[[ Material provided, beginning ]]
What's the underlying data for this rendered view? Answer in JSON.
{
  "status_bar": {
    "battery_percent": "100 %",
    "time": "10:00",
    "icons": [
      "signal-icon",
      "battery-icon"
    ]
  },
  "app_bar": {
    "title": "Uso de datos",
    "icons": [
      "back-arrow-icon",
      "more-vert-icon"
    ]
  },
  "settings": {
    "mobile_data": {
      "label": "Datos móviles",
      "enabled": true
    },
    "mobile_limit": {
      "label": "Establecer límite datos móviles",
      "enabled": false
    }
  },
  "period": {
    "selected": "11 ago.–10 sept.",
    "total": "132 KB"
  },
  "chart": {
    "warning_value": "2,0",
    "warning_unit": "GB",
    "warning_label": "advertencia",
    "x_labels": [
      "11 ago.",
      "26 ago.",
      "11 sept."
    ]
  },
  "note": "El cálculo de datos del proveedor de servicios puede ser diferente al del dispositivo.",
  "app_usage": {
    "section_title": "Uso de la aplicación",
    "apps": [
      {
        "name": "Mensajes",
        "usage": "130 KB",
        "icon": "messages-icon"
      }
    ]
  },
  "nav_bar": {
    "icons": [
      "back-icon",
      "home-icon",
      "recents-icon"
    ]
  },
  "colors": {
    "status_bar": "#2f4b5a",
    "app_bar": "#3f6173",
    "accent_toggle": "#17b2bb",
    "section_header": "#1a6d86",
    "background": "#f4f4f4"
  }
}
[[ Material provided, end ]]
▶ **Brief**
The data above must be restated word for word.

▶ **Written answer**
What's the underlying data for this rendered view? Answer in JSON.
{
  "status_bar": {
    "battery_percent": "100 %",
    "time": "10:00",
    "icons": [
      "signal-icon",
      "battery-icon"
    ]
  },
  "app_bar": {
    "title": "Uso de datos",
    "icons": [
      "back-arrow-icon",
      "more-vert-icon"
    ]
  },
  "settings": {
    "mobile_data": {
      "label": "Datos móviles",
      "enabled": true
    },
    "mobile_limit": {
      "label": "Establecer límite datos móviles",
      "enabled": false
    }
  },
  "period": {
    "selected": "11 ago.–10 sept.",
    "total": "132 KB"
  },
  "chart": {
    "warning_value": "2,0",
    "warning_unit": "GB",
    "warning_label": "advertencia",
    "x_labels": [
      "11 ago.",
      "26 ago.",
      "11 sept."
    ]
  },
  "note": "El cálculo de datos del proveedor de servicios puede ser diferente al del dispositivo.",
  "app_usage": {
    "section_title": "Uso de la aplicación",
    "apps": [
      {
        "name": "Mensajes",
        "usage": "130 KB",
        "icon": "messages-icon"
      }
    ]
  },
  "nav_bar": {
    "icons": [
      "back-icon",
      "home-icon",
      "recents-icon"
    ]
  },
  "colors": {
    "status_bar": "#2f4b5a",
    "app_bar": "#3f6173",
    "accent_toggle": "#17b2bb",
    "section_header": "#1a6d86",
    "background": "#f4f4f4"
  }
}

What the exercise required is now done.